ICE cotton futures rose on Monday to touch an over one-week high supported by dry weather concerns in Texas, the top cotton producing state in the United States. The most active cotton contract on ICE Futures US, the third-month December contract, settled up 1.02 cent, or 1.21 percent, at 85.47 cents per lb.
It traded within a range of 84.14 and 85.72 cents a lb, touching a peak since June 29. "I think we are focused back on the weather as well as the crop reports (USDA's WASDE) this Thursday," said Jack Scoville, vice president with Price Futures Group in Chicago.

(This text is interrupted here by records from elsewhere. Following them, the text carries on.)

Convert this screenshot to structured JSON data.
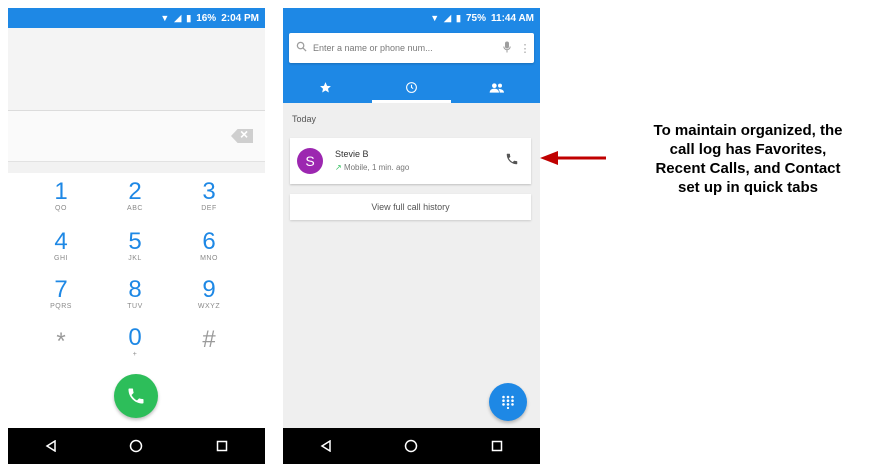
{
  "dialer": {
    "status": {
      "battery_pct": "16%",
      "time": "2:04 PM"
    },
    "keys": [
      {
        "digit": "1",
        "letters": "QO"
      },
      {
        "digit": "2",
        "letters": "ABC"
      },
      {
        "digit": "3",
        "letters": "DEF"
      },
      {
        "digit": "4",
        "letters": "GHI"
      },
      {
        "digit": "5",
        "letters": "JKL"
      },
      {
        "digit": "6",
        "letters": "MNO"
      },
      {
        "digit": "7",
        "letters": "PQRS"
      },
      {
        "digit": "8",
        "letters": "TUV"
      },
      {
        "digit": "9",
        "letters": "WXYZ"
      },
      {
        "digit": "*",
        "letters": ""
      },
      {
        "digit": "0",
        "letters": "+"
      },
      {
        "digit": "#",
        "letters": ""
      }
    ],
    "colors": {
      "accent": "#1e88e5",
      "call": "#2dbe5a"
    }
  },
  "call_log": {
    "status": {
      "battery_pct": "75%",
      "time": "11:44 AM"
    },
    "search_placeholder": "Enter a name or phone num...",
    "tabs": [
      {
        "icon": "star-icon",
        "active": false
      },
      {
        "icon": "clock-icon",
        "active": true
      },
      {
        "icon": "contacts-icon",
        "active": false
      }
    ],
    "section_label": "Today",
    "entries": [
      {
        "avatar_letter": "S",
        "name": "Stevie B",
        "detail": "Mobile, 1 min. ago",
        "avatar_color": "#9c27b0"
      }
    ],
    "history_button": "View full call history"
  },
  "annotation": {
    "lines": [
      "To maintain organized, the",
      "call log has Favorites,",
      "Recent Calls, and Contact",
      "set up in quick tabs"
    ],
    "arrow_color": "#c00000"
  }
}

"The weather remains mostly hot and dry in the Texas Panhandle and surrounding areas, and this is a big production area... Yield losses are very possible and the market is starting to move higher in response," Scoville added. The US Department of Agriculture (USDA) is scheduled to release the monthly World Agricultural Supply and Demand Estimates (WASDE) on July 12.

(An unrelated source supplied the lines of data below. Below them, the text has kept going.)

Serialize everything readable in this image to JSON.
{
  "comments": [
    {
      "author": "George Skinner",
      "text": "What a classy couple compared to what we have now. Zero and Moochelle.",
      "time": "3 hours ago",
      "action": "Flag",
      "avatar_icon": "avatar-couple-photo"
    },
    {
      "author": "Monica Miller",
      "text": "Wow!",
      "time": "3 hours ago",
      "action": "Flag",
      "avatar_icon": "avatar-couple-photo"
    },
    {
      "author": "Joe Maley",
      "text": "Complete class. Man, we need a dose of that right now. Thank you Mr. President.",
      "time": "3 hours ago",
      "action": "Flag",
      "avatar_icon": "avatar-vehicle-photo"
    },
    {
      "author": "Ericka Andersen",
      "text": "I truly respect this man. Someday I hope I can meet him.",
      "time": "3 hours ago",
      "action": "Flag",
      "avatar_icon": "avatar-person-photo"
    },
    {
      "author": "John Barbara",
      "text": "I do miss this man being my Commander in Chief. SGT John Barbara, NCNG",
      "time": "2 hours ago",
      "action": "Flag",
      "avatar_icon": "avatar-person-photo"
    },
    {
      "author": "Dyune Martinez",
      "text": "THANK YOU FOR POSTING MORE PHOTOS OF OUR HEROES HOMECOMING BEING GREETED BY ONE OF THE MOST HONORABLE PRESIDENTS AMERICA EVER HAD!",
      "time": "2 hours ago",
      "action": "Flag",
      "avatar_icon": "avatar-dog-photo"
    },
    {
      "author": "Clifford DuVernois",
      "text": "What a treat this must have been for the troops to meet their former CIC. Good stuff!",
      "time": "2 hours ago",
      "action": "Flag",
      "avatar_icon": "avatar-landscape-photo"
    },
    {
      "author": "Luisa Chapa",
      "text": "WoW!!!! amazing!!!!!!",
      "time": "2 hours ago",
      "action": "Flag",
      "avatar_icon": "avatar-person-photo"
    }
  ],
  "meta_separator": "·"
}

"WASDE report will provide some insight as to how much the USDA believes continued droughty conditions across west Texas, India, Pakistan and other areas has reduced this season's production potential - and how much a smaller crop might trim overall demand for raw cotton, if any," Louis Rose, director of research and analytics at Tennessee-based Rose Commodity Group, said in a note.
Meanwhile, speculators cut their net long position in cotton by 3,408 contracts to 83,661 in the week to July 3, US Commodity Futures Trading Commission data showed on Monday.
Total futures market volume fell by 1,240 to 20,723 lots. Data showed total open interest fell 1,103 to 252,680 contracts in the previous session. Certificated cotton stocks deliverable as of July 6 totalled 33,224 480-lb bales, up from 31,351 in the previous session.